Louis Karchin is also being featured by Ekmeles. The group is presenting his To the Sun and To the Stars: post-tonalpieces that are translations by poet Apostolos Athanassakis of Orphic hymns.This is the first time that this conceptual pair of pieces has been performed together.

Aaron Cassidy’s I, purples, spat blood, laugh of beautiful lips isn’t just post-tonal; it is hyper-microtonal and just plain hyperactive. A terrific piece of showmanship that is hard as hell. Bryan Jacobs’s Do You Need, Do to Me, 18 Me, 18 Mean was featured on File Under ?’s December mix. For a preview, head over to Mixcloud and take a listen to this setting of computer-garbled text.
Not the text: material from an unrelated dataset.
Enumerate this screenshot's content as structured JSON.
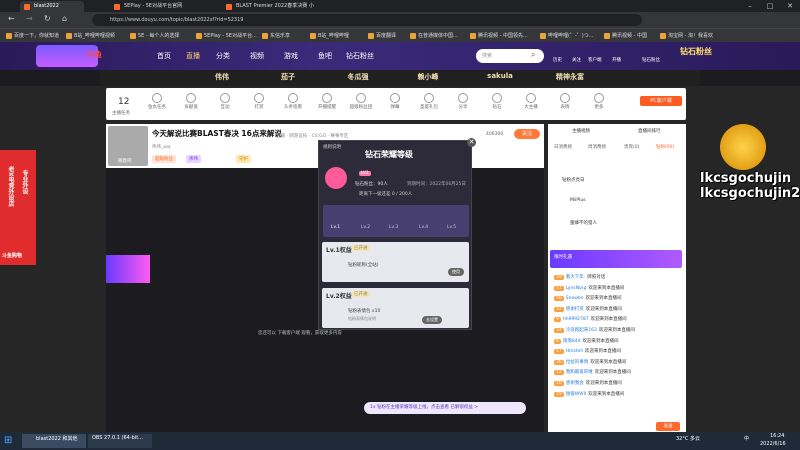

Try to imagine the electronics being triggered by big game show buzzers, as they will be on Thursday night!  Ben Johnston’s music is represented by a just intonation version of the folksong I’m Goin’ Away and a setting of his daughter’s poem Rose. Last but not least, Ekmeles tackles Evan Johnson’s Three in, ad abundantiam (solo e pensoso).

 

And that’s just the first half of this evening: there’s also a multimedia set featuring two pieces, Global Mantras and Tattva of Aquarius Age Reclamation, performed by the Pheeroan akLaff Ensemble: jazz instruments, vocalists, and visuals based on akLaff’s pan African and pan Asian travels.

 

 

Event Details

Interpretations: Ekmeles sings Americans; Pheeroan akLaff Ensemble
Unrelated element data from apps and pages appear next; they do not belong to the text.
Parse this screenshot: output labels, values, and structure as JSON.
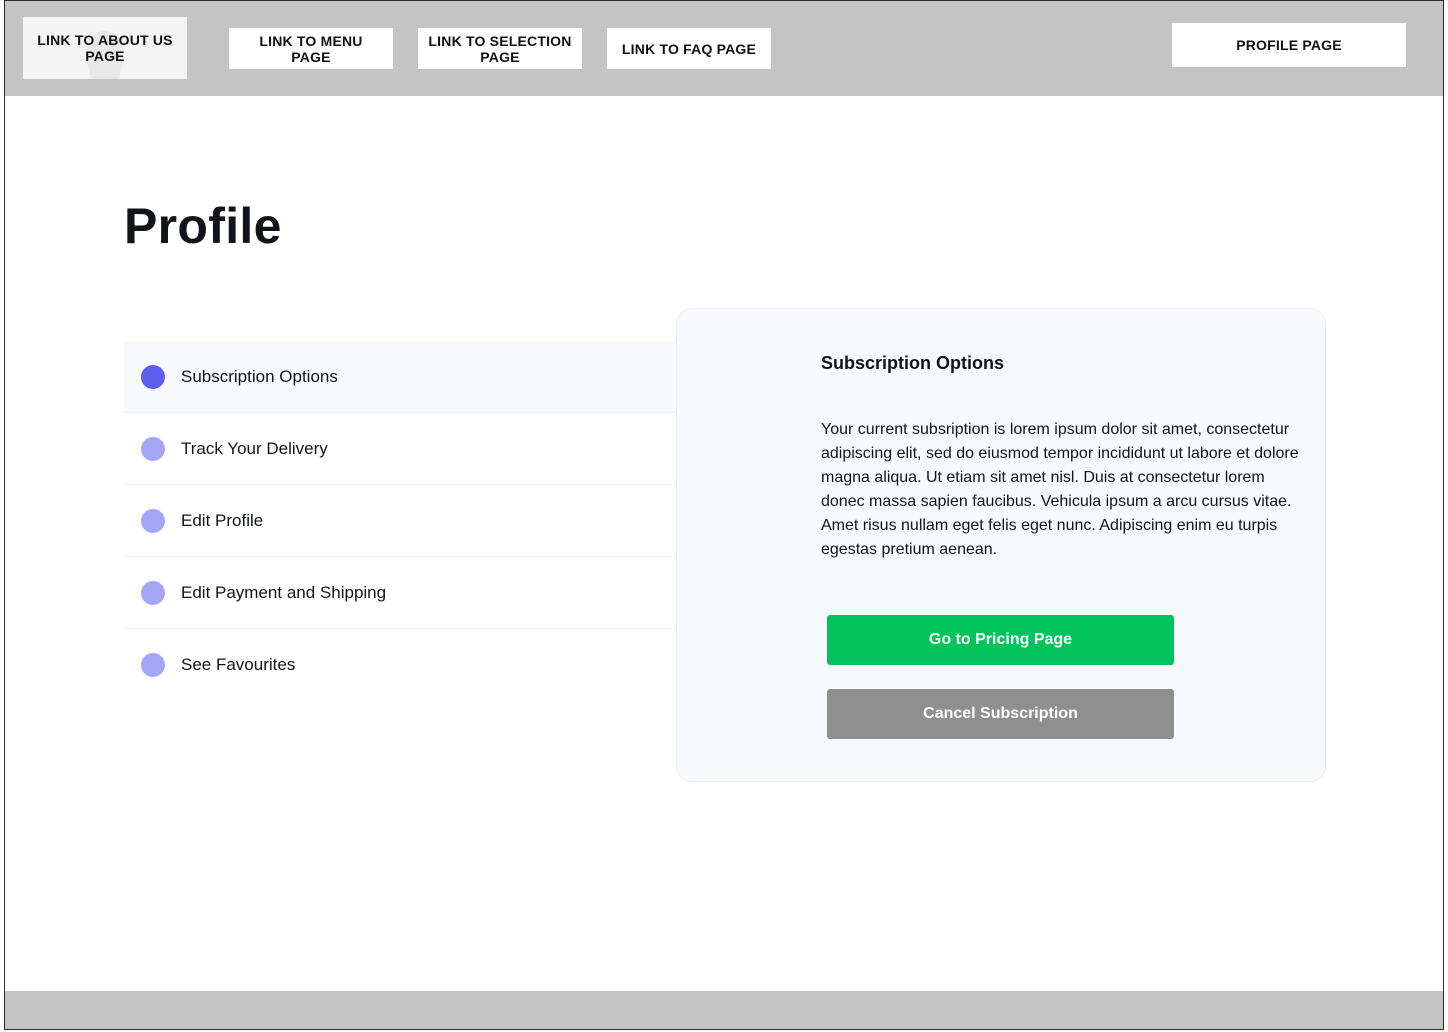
{
  "nav": {
    "about_label": "LINK TO ABOUT US PAGE",
    "menu_label": "LINK TO MENU PAGE",
    "selection_label": "LINK TO SELECTION PAGE",
    "faq_label": "LINK TO FAQ PAGE",
    "profile_label": "PROFILE PAGE"
  },
  "page": {
    "title": "Profile"
  },
  "menu": {
    "items": [
      {
        "label": "Subscription Options",
        "active": true
      },
      {
        "label": "Track Your Delivery",
        "active": false
      },
      {
        "label": "Edit Profile",
        "active": false
      },
      {
        "label": "Edit Payment and Shipping",
        "active": false
      },
      {
        "label": "See Favourites",
        "active": false
      }
    ]
  },
  "panel": {
    "title": "Subscription Options",
    "body": "Your current subsription is lorem ipsum dolor sit amet, consectetur adipiscing elit, sed do eiusmod tempor incididunt ut labore et dolore magna aliqua. Ut etiam sit amet nisl. Duis at consectetur lorem donec massa sapien faucibus. Vehicula ipsum a arcu cursus vitae. Amet risus nullam eget felis eget nunc. Adipiscing enim eu turpis egestas pretium aenean.",
    "primary_button": "Go to Pricing Page",
    "secondary_button": "Cancel Subscription"
  },
  "colors": {
    "accent": "#5d5fef",
    "accent_light": "#a5a6f6",
    "primary_button": "#00c35b",
    "secondary_button": "#8f8f8f",
    "bar": "#c4c4c4"
  },
  "icons": {
    "chevron": "chevron-right-icon",
    "bullet": "circle-dot-icon"
  }
}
7:30 preconcert talk; 8 PM performance

Roulette

509 Atlantic Avenue

Brooklyn, NY 11217

$15/$10 students

Friday: Miranda at Mannes

Miranda Cuckson

It is no secret that violinist, violist, and sometime vocalist Miranda Cuckson is one of File Under ?’s favorite contemporary music performers on the New York scene. An excerpt of her recent Nono recording can be heard on our December Mix (see embed below).

Miranda has started a new non-profit music presenting organization called nunc. On Friday at Mannes College of Music, nunc has its maiden voyage. Miranda is joined on an 8 pm concert by mandolinist Joseph Brent, percussionist Alex Lipowski, bassoonist Adrian Morejon, mezzo Mary Nessinger, and pianists Matei Varga and Ning Yu. The program includes music by Michael Hersch, Charles Wuorinen, Iannis Xenakis, Georges Aperghis, Sofia Gubaidulina, and more.

You can read read Miranda’s program notes here. Admission is free.

 

File Under ? December 2012 Mix by Christian Carey on Mixcloud

Monday: Transatlantic Ensemble at Steinway Hall

It is a bit of a dreary looking day in New York. One way to enliven one’s spirits: a free concert after work! Translatlantic Ensemble, which features clarinetist Mariam Adam (also of Imani Winds) and pianist Evelyn Ulex, will be performing at Steinway Hall tonight at  7 PM (doors open at 6:30).

The program will include music from Transatlantic Ensemble’s new CD, Crossing America (Eroica JDT 3469). including works by Paquito D’Rivera and Jeff Scott.  After the hour long concert concludes, meet the artists at a reception. New music in a lovely setting and a free nosh afterwards? Sounds like a cure for January Monday blahs.

 

Sunday: LPR Celebrates Carter

Tonight at 7:30 at Le Poisson Rouge, cellist Fred Sherry, soprano Tony Arnold, pianist Ursula Oppens, and several other estimable performers known for their interpretations of Elliott Carter’s music join Ensemble LPR to celebrate and remember the composer. The program includes the song cycle Tempo e Tempi and the Quintet for Piano and Strings.

Tickets/more info here.